Task objective: Reproduce the records below; each should match the original exactly.

App and web page records:
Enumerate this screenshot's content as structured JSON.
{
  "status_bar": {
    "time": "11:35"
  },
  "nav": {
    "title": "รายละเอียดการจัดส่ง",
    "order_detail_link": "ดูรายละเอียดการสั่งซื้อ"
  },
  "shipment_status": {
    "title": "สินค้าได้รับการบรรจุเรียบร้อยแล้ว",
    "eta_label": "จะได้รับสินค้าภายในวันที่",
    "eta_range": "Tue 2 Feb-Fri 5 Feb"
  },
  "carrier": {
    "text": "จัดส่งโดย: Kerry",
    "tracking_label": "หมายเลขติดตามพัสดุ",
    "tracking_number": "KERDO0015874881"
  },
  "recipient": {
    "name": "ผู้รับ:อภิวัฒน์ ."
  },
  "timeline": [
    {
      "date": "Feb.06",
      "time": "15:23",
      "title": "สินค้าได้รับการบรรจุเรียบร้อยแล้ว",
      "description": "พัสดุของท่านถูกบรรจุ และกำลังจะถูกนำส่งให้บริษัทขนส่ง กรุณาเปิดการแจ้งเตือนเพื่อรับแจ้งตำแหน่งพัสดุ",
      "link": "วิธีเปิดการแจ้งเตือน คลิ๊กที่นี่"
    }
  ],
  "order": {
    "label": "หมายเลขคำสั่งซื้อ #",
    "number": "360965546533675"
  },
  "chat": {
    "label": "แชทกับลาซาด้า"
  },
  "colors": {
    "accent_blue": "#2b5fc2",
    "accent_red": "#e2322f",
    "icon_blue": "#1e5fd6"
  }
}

Finished exercise:
Enumerate this screenshot's content as structured JSON.
{
  "status_bar": {
    "time": "11:35"
  },
  "nav": {
    "title": "รายละเอียดการจัดส่ง",
    "order_detail_link": "ดูรายละเอียดการสั่งซื้อ"
  },
  "shipment_status": {
    "title": "สินค้าได้รับการบรรจุเรียบร้อยแล้ว",
    "eta_label": "จะได้รับสินค้าภายในวันที่",
    "eta_range": "Tue 2 Feb-Fri 5 Feb"
  },
  "carrier": {
    "text": "จัดส่งโดย: Kerry",
    "tracking_label": "หมายเลขติดตามพัสดุ",
    "tracking_number": "KERDO0015874881"
  },
  "recipient": {
    "name": "ผู้รับ:อภิวัฒน์ ."
  },
  "timeline": [
    {
      "date": "Feb.06",
      "time": "15:23",
      "title": "สินค้าได้รับการบรรจุเรียบร้อยแล้ว",
      "description": "พัสดุของท่านถูกบรรจุ และกำลังจะถูกนำส่งให้บริษัทขนส่ง กรุณาเปิดการแจ้งเตือนเพื่อรับแจ้งตำแหน่งพัสดุ",
      "link": "วิธีเปิดการแจ้งเตือน คลิ๊กที่นี่"
    }
  ],
  "order": {
    "label": "หมายเลขคำสั่งซื้อ #",
    "number": "360965546533675"
  },
  "chat": {
    "label": "แชทกับลาซาด้า"
  },
  "colors": {
    "accent_blue": "#2b5fc2",
    "accent_red": "#e2322f",
    "icon_blue": "#1e5fd6"
  }
}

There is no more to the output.